The visits also have offered SPIN’s leadership a new insight into each manager’s talents and skill set, as well as the challenges facing them. The richness of experience and learning that comes from visiting our programs cannot be substituted. The CEO believes a well-informed and engaged executive and senior management team will deliver a great organization. It is also seen as an important determinate in why SPIN employees voted SPIN as the Philadelphia region’s No. 2 Top Workplace in the large company category in 2012 as surveyed by The Philadelphia Inquirer.


  • Create and communicate a plan from the CEO and executive leadership.
  • Establish specific observation guidelines with department leads to ensure visits are well coordinated and not intrusive.
  • Schedule visits and stick to the schedule.
  • Find ways to incorporate your organization’s values, culture, and your viewpoint in a positive way.
  • Follow up immediately after the visit verbally with management if there is anything requiring immediate attention.
  • Create a report of observations and any actions or follow-up needed.
  • Ensure follow-up actions are completed through a feedback loop.
  • Maintain a personal log of your visits.

As a people-first organization, SPIN prides itself on delivering the highest-quality, best-practice services, and support. It is critical to be connected with the full workforce to achieve this outcome. This mentoring initiative has enabled SPIN to see its 4 Pillars in action and affords leaders the opportunity to make the right decisions using the most meaningful data to create a great organization while growing others.
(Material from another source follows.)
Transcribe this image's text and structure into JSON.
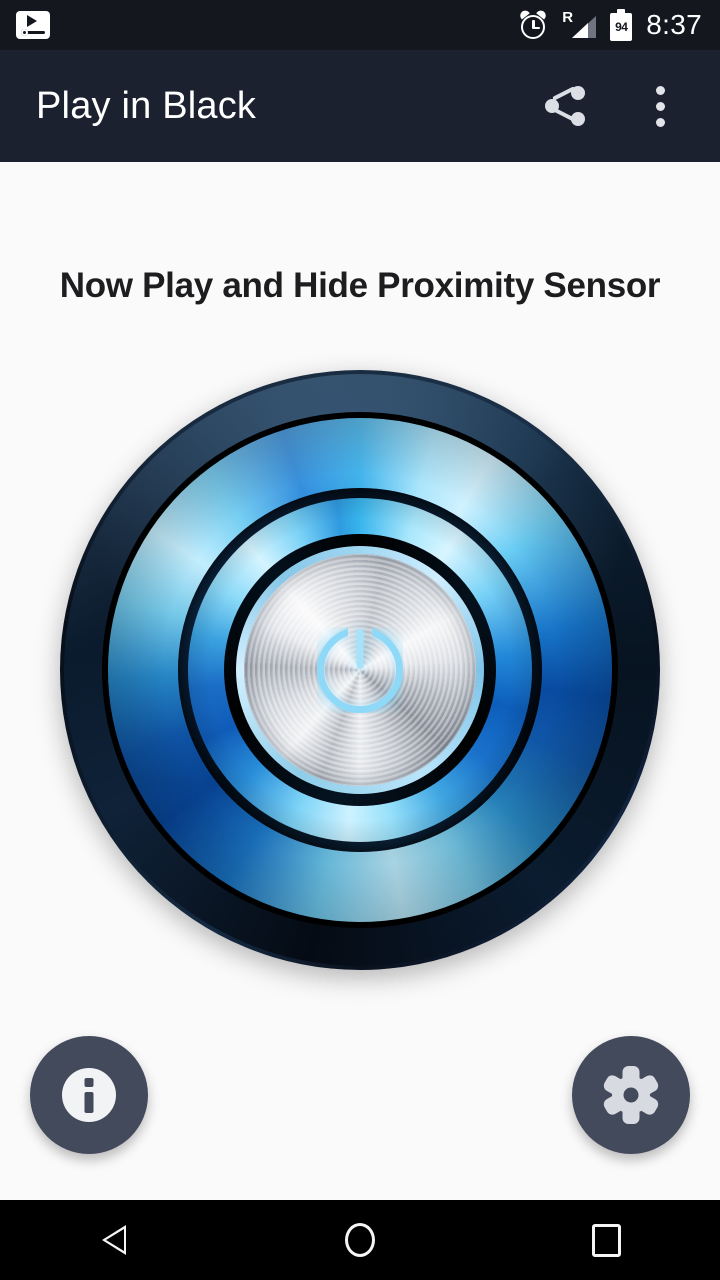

Lorri Freifeld
Lorri Freifeld is the editor/publisher of Training magazine. She writes on a number of topics, including talent management, training technology, and leadership development. She spearheads two awards programs: the Training APEX Awards and Emerging Training Leaders. A writer/editor for the last 30 years, she has held editing positions at a variety of publications and holds a Master’s degree in journalism from New York University.